═════ Material provided ═════
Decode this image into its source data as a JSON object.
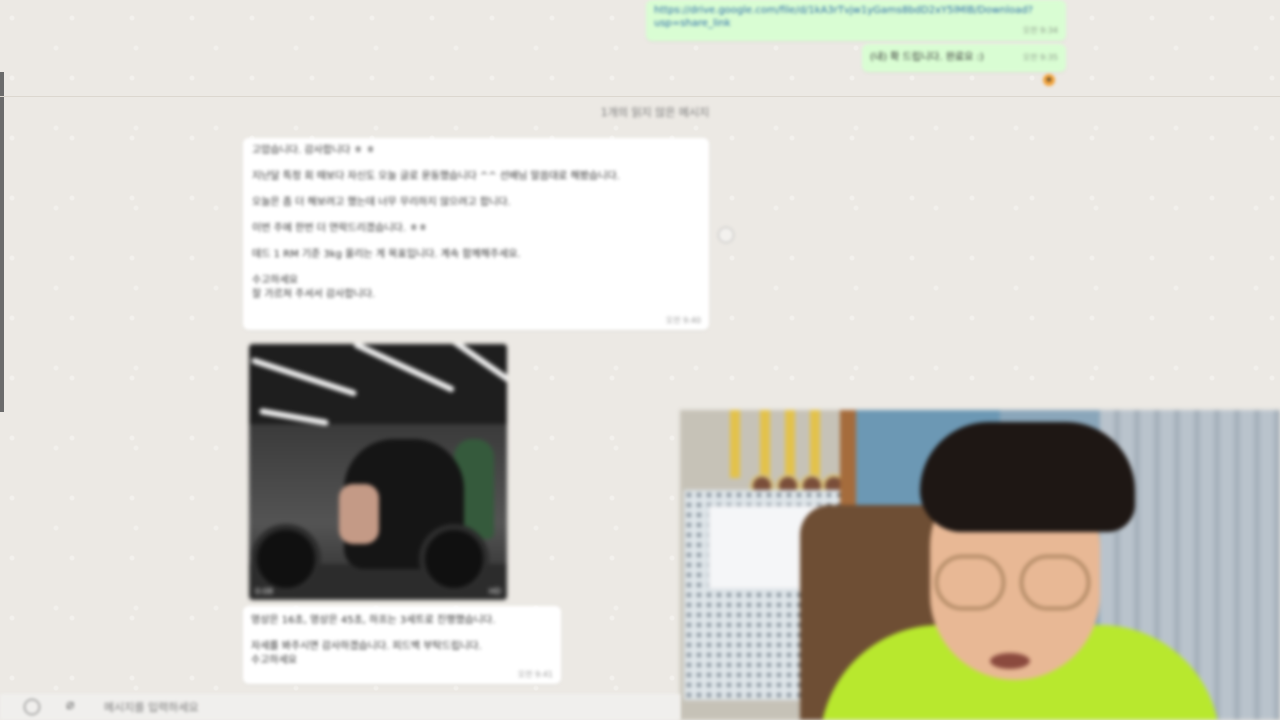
{
  "outgoing": {
    "link_message": "https://drive.google.com/file/d/1kA3rTvjw1yGams8bdD2xY5lMlB/Download?usp=share_link",
    "link_time": "오전 9:34",
    "short_message": "(내) 확 드립니다. 완료요 :)",
    "short_time": "오전 9:35",
    "reaction": "★"
  },
  "unread_divider": "1개의 읽지 않은 메시지",
  "incoming": {
    "lines": [
      "고맙습니다. 감사합니다 ㅎ ㅎ",
      "지난달 특정 회 때보다 자신도 오늘 글로 운동했습니다 ^^ 선배님 말씀대로 해봤습니다.",
      "오늘은 좀 더 해보려고 했는데 너무 무리하지 않으려고 합니다.",
      "이번 주에 한번 더 연락드리겠습니다. ㅎㅎ",
      "데드 1 RM 기준 3kg 올리는 게 목표입니다. 계속 함께해주세요.",
      "수고하세요",
      "잘 가르쳐 주셔서 감사합니다."
    ],
    "time": "오전 9:40",
    "photo_left_label": "0:08",
    "photo_right_label": "HD",
    "caption_lines": [
      "영상은 16초, 영상은 45초, 하프는 3세트로 진행했습니다.",
      "자세를 봐주시면 감사하겠습니다. 피드백 부탁드립니다.",
      "수고하세요"
    ],
    "caption_time": "오전 9:41"
  },
  "composer": {
    "placeholder": "메시지를 입력하세요"
  },
  "icons": {
    "emoji": "emoji-icon",
    "attach": "paperclip-icon",
    "forward": "forward-icon"
  },
  "colors": {
    "outgoing_bubble": "#d9fdd3",
    "incoming_bubble": "#ffffff",
    "chat_background": "#ece9e4",
    "shirt": "#b8e82e"
  }
}
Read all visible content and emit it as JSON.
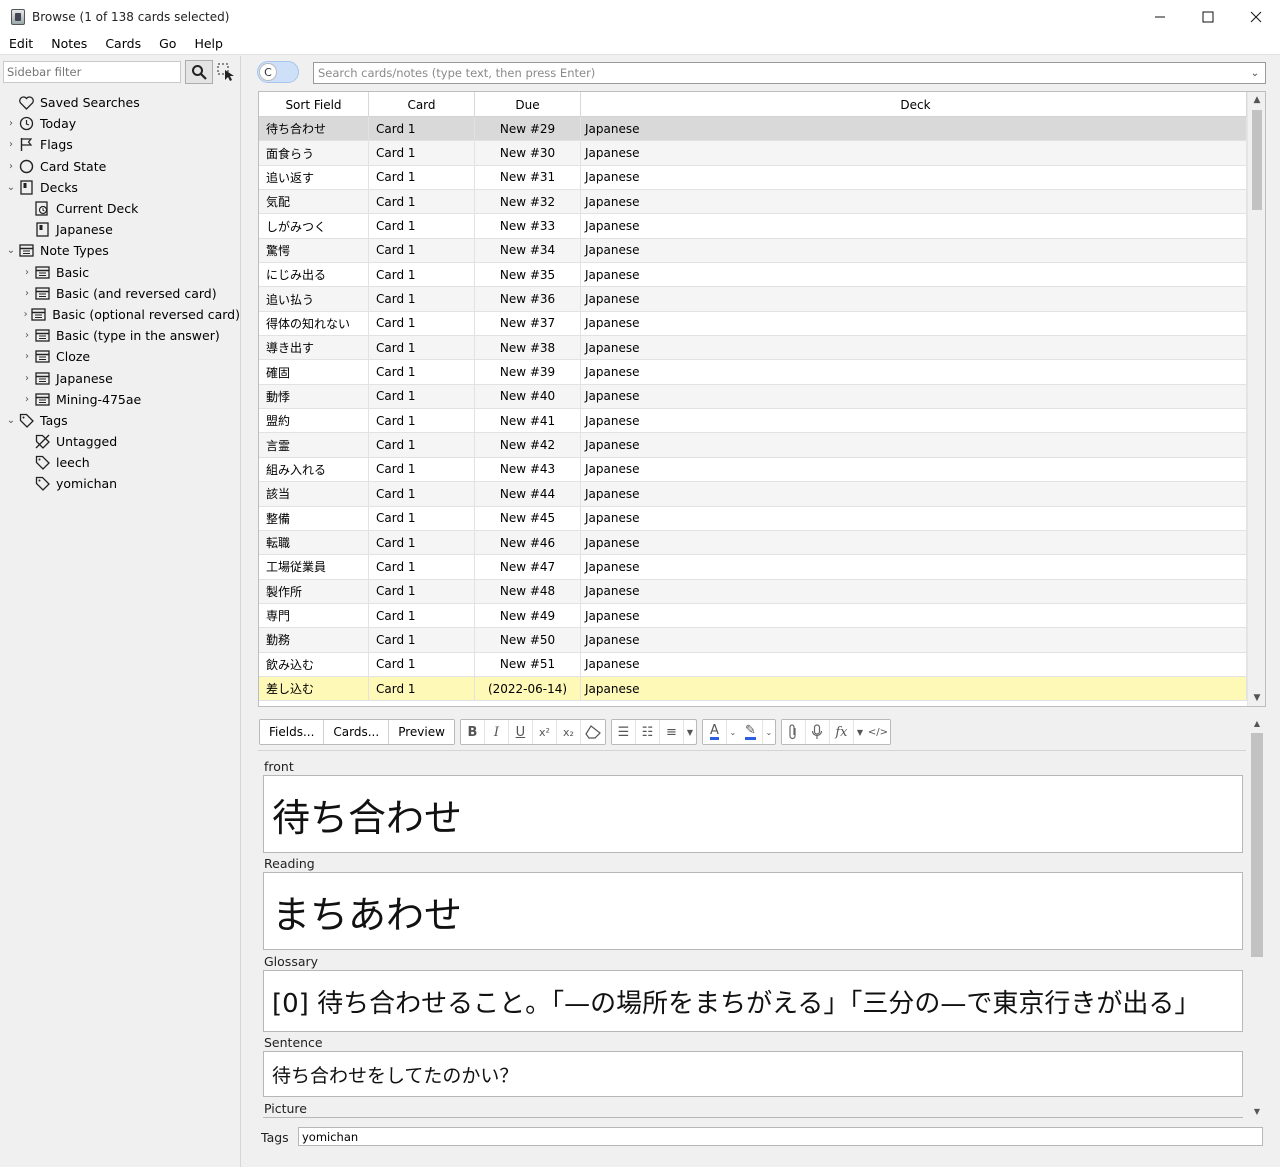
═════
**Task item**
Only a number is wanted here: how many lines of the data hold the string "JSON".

**Expected output**
2